1865 September 27: “There are still stories about that this command is to be mustered out of service”
The original of this letter is in the Jerry E. Flint Papers (River Falls Mss BN) at the University of Wisconsin-River Falls, University Archives and Area Research Center.
Camp 4th Wis. Cavalry. .
San Antonia, Texas. .
Sept. 27th 1865
My Dear Mother
I think it is about time that I should write a few lines to you, although I can find but little of interest to note. The greater portion of the Regiment is out on a scout and will not be in until the first of October. I was left in camp as I had just had another visitation from my old friend “Chills and Fever.” The hot weather is now nearly over and I am hoping that with the cool days my usual good health will return.
My main trouble arises from exposure to the hot sun. We have one of the finest camps I ever saw. It is situated in a pleasant grove with a fine stream of clear sparkling water running close by. The good water we have here is one great advantage over Louisiana. There our best water is the muddy Mississippi, while here there are plenty of fine springs where the water gushes out from beneath ledges of solid rock.
Well tomorrow we are ordered to leave this delightful camp and locate ourselves on the top of a bluff near by. There being only three or four men in a company present, it gives us a more work than a few lazy soldiers can appreciate. Therefore we have remonstrated with the Genl and he has fairly promised us that we may stay in our present location until the return of the boys. If he fully consents all right, if he don’t I hope the vilest torments of His Majesty down below will haunt him through endless years.
There are still stories about that this command is to be mustered out of service, but I can tell you nothing reliable about it now. I think we shall know in a few weeks whether we are to remain through the winter or not. Unless we can go home very soon, I believe I would prefer to remain here until spring. I would like to hear from home very much, but our facilities for mail are so very poor now that I presume that is the reason I do not get any letters.
I have not heard from Helen¹ for six months. Tell Phineas¹ to let me know where she is next time he writes. What can I do for living if I get out of the service pretty soon. Is there any work to do? Wont [sic] it be hard though to come right down to the manual labor? It is really dreadful to think of, and then only sixteen or eighteen dollars a month after getting a hundred and fifty. Oh it is awful, awful. I enclose five dollars to get you a pair of fur lined shoes for winter. If it is not enough tell Phin¹ to pay the balance and send the bill to me. If I remember right you are troubled to keep your feet warm in the winter.
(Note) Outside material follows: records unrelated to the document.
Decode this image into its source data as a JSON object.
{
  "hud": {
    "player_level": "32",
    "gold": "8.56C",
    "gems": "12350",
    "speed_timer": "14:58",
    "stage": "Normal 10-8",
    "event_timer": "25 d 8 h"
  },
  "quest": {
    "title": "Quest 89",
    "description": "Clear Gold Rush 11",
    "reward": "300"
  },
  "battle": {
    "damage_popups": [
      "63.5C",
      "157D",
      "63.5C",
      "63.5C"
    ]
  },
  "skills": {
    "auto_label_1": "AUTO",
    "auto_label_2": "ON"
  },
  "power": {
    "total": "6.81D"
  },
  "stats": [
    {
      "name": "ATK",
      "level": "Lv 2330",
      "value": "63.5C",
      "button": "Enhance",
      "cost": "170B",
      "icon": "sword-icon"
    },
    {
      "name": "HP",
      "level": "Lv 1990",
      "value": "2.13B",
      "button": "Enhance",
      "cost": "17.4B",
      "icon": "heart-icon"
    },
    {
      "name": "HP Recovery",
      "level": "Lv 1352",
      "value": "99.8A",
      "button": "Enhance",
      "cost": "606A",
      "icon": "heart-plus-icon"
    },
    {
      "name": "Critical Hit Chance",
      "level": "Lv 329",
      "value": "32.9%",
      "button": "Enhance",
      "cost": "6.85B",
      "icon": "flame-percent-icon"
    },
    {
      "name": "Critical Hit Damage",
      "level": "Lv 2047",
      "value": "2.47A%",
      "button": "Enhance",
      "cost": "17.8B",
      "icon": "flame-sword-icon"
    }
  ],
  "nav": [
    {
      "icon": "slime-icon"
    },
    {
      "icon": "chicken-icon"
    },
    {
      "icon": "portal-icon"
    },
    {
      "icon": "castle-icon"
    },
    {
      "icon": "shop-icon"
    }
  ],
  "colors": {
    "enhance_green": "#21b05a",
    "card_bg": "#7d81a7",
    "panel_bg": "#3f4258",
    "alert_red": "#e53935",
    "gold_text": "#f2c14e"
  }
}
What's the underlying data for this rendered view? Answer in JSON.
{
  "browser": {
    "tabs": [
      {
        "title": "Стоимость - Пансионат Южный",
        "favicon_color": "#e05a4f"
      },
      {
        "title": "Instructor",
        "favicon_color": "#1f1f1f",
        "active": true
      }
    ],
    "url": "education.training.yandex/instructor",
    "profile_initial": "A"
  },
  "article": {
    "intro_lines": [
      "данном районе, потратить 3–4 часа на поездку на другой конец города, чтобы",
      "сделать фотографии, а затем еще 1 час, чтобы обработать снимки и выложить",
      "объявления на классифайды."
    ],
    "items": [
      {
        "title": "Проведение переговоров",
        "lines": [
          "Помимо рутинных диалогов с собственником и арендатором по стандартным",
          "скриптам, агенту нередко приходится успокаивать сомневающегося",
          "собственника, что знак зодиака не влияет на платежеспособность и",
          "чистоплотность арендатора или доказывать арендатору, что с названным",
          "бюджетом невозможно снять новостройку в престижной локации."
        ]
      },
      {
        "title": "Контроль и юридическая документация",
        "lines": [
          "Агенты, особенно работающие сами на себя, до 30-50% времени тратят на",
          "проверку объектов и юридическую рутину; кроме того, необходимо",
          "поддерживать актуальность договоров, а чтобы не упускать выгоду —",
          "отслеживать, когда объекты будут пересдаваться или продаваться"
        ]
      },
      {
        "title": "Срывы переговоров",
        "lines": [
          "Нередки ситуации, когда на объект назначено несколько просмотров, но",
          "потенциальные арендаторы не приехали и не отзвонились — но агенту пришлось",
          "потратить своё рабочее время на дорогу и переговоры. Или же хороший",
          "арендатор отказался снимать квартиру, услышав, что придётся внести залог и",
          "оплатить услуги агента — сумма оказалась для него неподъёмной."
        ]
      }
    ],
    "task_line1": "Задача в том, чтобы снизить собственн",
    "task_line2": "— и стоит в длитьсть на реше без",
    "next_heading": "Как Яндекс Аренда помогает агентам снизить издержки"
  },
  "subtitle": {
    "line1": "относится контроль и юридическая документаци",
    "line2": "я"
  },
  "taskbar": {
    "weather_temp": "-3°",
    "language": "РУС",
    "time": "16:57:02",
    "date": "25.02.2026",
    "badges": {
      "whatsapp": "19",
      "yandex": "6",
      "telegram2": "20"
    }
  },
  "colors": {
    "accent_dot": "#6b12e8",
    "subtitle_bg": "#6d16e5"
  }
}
Remember me to Grandmother and all other friends. Hoping this may find you well and in the enjoyment of all the blessings of life. I remain as ever
1 . Jerry’s sister, Helen, and his brother, Phineas, or Phin for short.